Problem description:
Before writing out the records, remove the pictures; keep everything else exact.

Records provided:

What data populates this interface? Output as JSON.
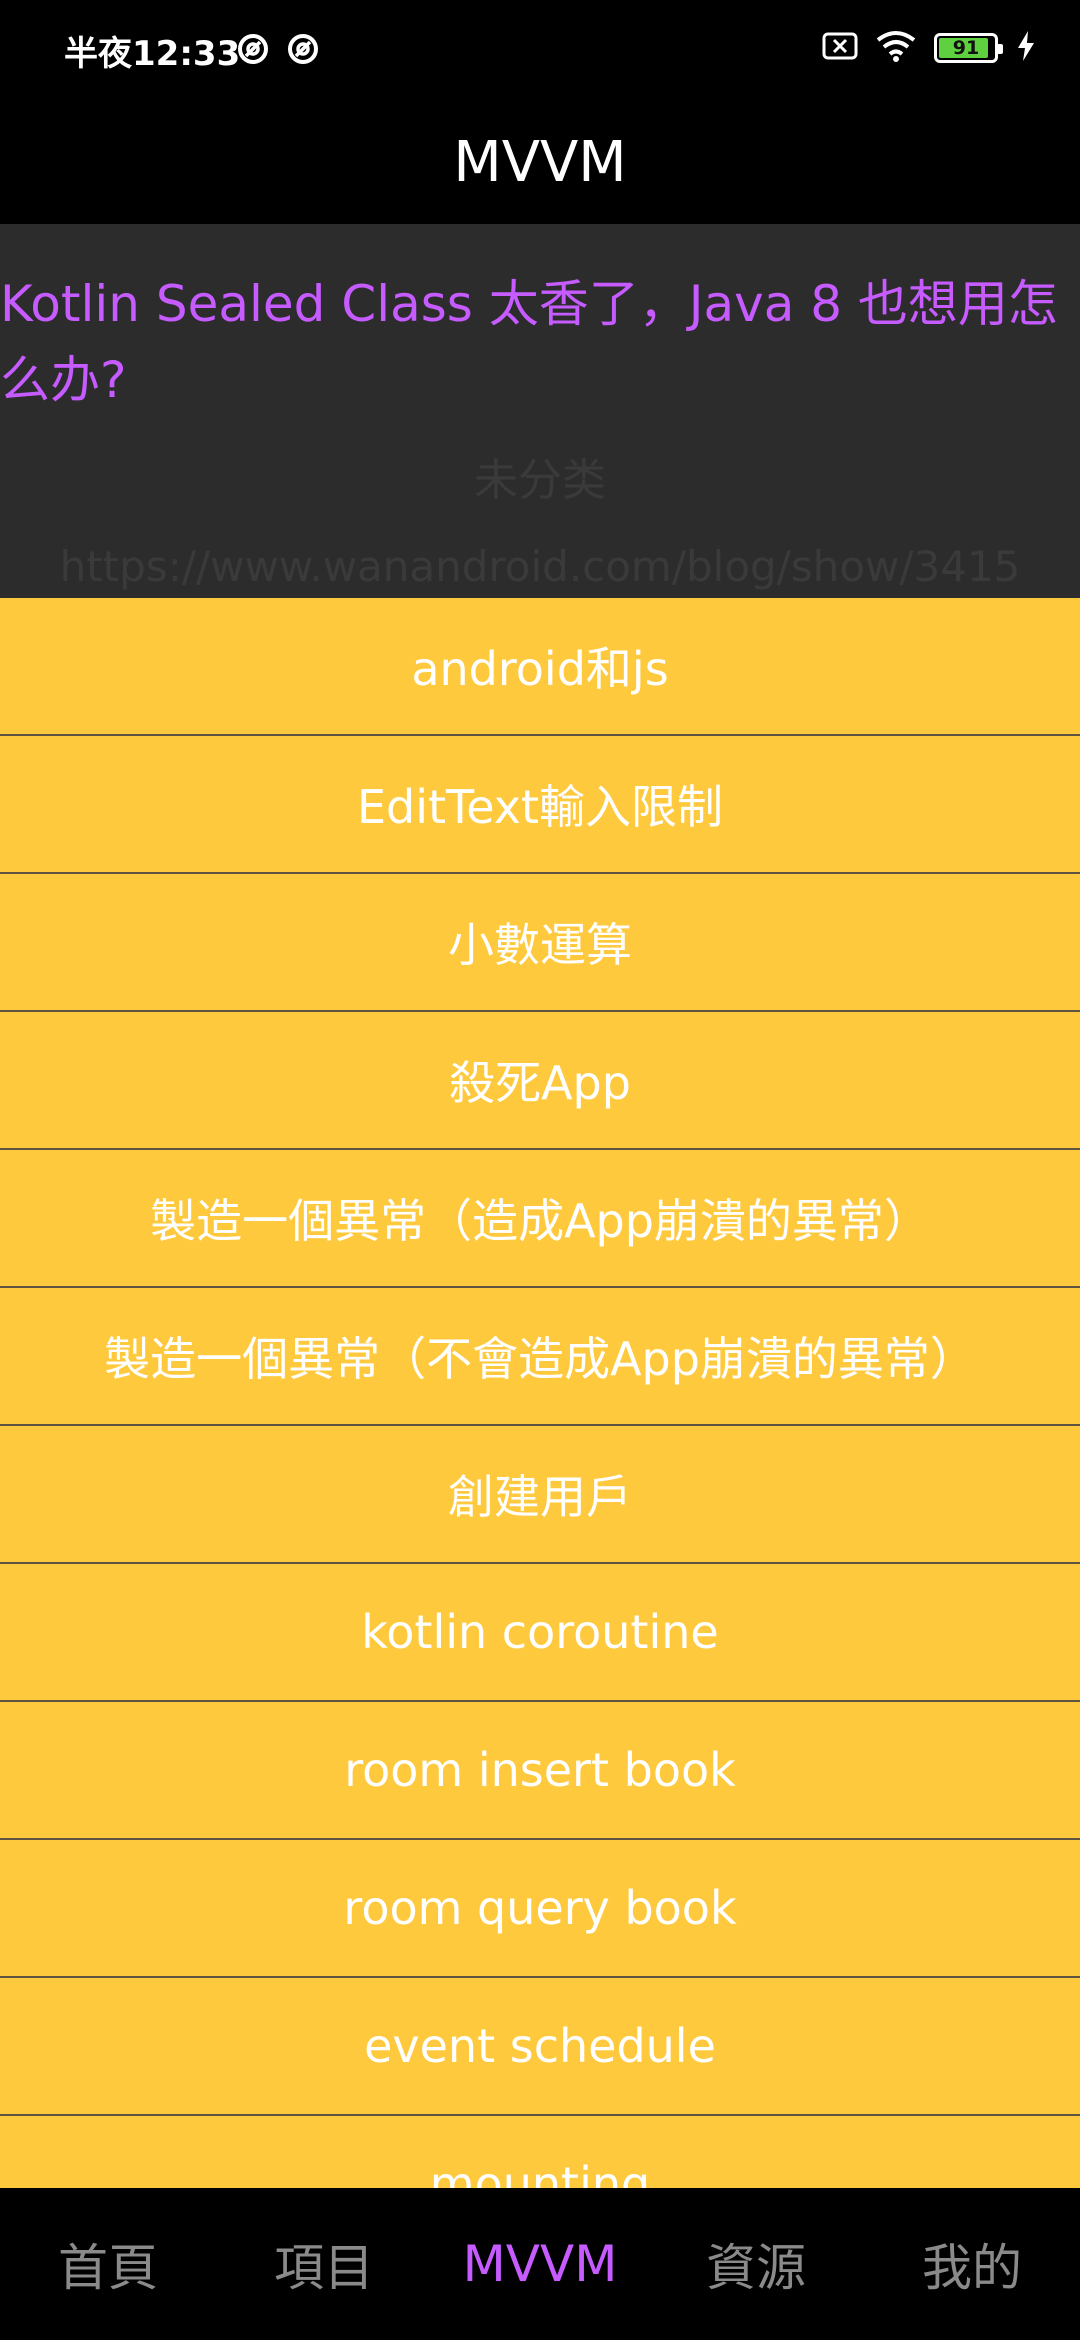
{
  "status_bar": {
    "time": "半夜12:33",
    "battery_level": "91",
    "battery_fraction": 0.91,
    "icons": [
      "at-sign-icon",
      "at-sign-icon",
      "sim-off-icon",
      "wifi-icon",
      "battery-icon",
      "charging-bolt-icon"
    ]
  },
  "app_bar": {
    "title": "MVVM"
  },
  "article": {
    "title": "Kotlin Sealed Class 太香了，Java 8 也想用怎么办?",
    "category": "未分类",
    "link": "https://www.wanandroid.com/blog/show/3415"
  },
  "menu": {
    "items": [
      {
        "label": "android和js"
      },
      {
        "label": "EditText輸入限制"
      },
      {
        "label": "小數運算"
      },
      {
        "label": "殺死App"
      },
      {
        "label": "製造一個異常（造成App崩潰的異常）"
      },
      {
        "label": "製造一個異常（不會造成App崩潰的異常）"
      },
      {
        "label": "創建用戶"
      },
      {
        "label": "kotlin coroutine"
      },
      {
        "label": "room insert book"
      },
      {
        "label": "room query book"
      },
      {
        "label": "event schedule"
      },
      {
        "label": "mounting"
      }
    ]
  },
  "bottom_nav": {
    "items": [
      {
        "label": "首頁",
        "active": false
      },
      {
        "label": "項目",
        "active": false
      },
      {
        "label": "MVVM",
        "active": true
      },
      {
        "label": "資源",
        "active": false
      },
      {
        "label": "我的",
        "active": false
      }
    ]
  },
  "colors": {
    "accent": "#c65bff",
    "menu_background": "#ffc93e",
    "card_background": "#2c2c2c",
    "nav_inactive": "#8a8a8a",
    "battery_green": "#5fd140"
  }
}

Task solution:
What data populates this interface? Output as JSON.
{
  "status_bar": {
    "time": "半夜12:33",
    "battery_level": "91",
    "battery_fraction": 0.91,
    "icons": [
      "at-sign-icon",
      "at-sign-icon",
      "sim-off-icon",
      "wifi-icon",
      "battery-icon",
      "charging-bolt-icon"
    ]
  },
  "app_bar": {
    "title": "MVVM"
  },
  "article": {
    "title": "Kotlin Sealed Class 太香了，Java 8 也想用怎么办?",
    "category": "未分类",
    "link": "https://www.wanandroid.com/blog/show/3415"
  },
  "menu": {
    "items": [
      {
        "label": "android和js"
      },
      {
        "label": "EditText輸入限制"
      },
      {
        "label": "小數運算"
      },
      {
        "label": "殺死App"
      },
      {
        "label": "製造一個異常（造成App崩潰的異常）"
      },
      {
        "label": "製造一個異常（不會造成App崩潰的異常）"
      },
      {
        "label": "創建用戶"
      },
      {
        "label": "kotlin coroutine"
      },
      {
        "label": "room insert book"
      },
      {
        "label": "room query book"
      },
      {
        "label": "event schedule"
      },
      {
        "label": "mounting"
      }
    ]
  },
  "bottom_nav": {
    "items": [
      {
        "label": "首頁",
        "active": false
      },
      {
        "label": "項目",
        "active": false
      },
      {
        "label": "MVVM",
        "active": true
      },
      {
        "label": "資源",
        "active": false
      },
      {
        "label": "我的",
        "active": false
      }
    ]
  },
  "colors": {
    "accent": "#c65bff",
    "menu_background": "#ffc93e",
    "card_background": "#2c2c2c",
    "nav_inactive": "#8a8a8a",
    "battery_green": "#5fd140"
  }
}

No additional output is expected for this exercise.